§ **PROBLEM DETAILS**
Scan the entries line by line and return those with "Tasks".

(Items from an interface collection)
↓
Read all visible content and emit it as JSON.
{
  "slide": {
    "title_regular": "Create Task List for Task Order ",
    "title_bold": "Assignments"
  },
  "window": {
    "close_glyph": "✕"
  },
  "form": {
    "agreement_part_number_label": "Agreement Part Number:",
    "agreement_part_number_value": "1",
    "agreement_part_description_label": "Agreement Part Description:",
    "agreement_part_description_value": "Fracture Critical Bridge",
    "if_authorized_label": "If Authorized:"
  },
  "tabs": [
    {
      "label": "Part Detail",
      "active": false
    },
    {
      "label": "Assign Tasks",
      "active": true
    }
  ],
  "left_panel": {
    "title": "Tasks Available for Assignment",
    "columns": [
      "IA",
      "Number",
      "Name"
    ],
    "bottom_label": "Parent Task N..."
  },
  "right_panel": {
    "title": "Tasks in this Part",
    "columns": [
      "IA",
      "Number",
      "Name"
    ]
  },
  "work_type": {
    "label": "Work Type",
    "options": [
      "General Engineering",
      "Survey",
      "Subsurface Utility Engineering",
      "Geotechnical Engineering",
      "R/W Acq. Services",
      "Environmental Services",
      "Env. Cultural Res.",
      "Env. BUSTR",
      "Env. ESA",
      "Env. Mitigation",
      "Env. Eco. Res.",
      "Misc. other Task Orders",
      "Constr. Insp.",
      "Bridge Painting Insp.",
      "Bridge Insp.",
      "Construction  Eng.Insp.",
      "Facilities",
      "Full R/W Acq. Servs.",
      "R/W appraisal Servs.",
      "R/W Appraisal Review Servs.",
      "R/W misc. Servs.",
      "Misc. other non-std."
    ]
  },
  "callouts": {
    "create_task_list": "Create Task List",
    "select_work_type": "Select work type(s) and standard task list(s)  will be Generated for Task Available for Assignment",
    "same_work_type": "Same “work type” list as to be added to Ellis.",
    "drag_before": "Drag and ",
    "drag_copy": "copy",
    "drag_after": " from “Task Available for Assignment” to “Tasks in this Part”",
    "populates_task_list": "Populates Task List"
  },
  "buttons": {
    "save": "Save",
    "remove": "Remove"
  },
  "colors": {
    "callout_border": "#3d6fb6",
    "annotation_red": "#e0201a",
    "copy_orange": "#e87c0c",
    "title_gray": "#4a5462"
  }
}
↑
§ **ANSWER TO THIS EXERCISE**
      "label": "Assign Tasks",
    "title": "Tasks Available for Assignment",
    "title": "Tasks in this Part",
    "drag_after": " from “Task Available for Assignment” to “Tasks in this Part”",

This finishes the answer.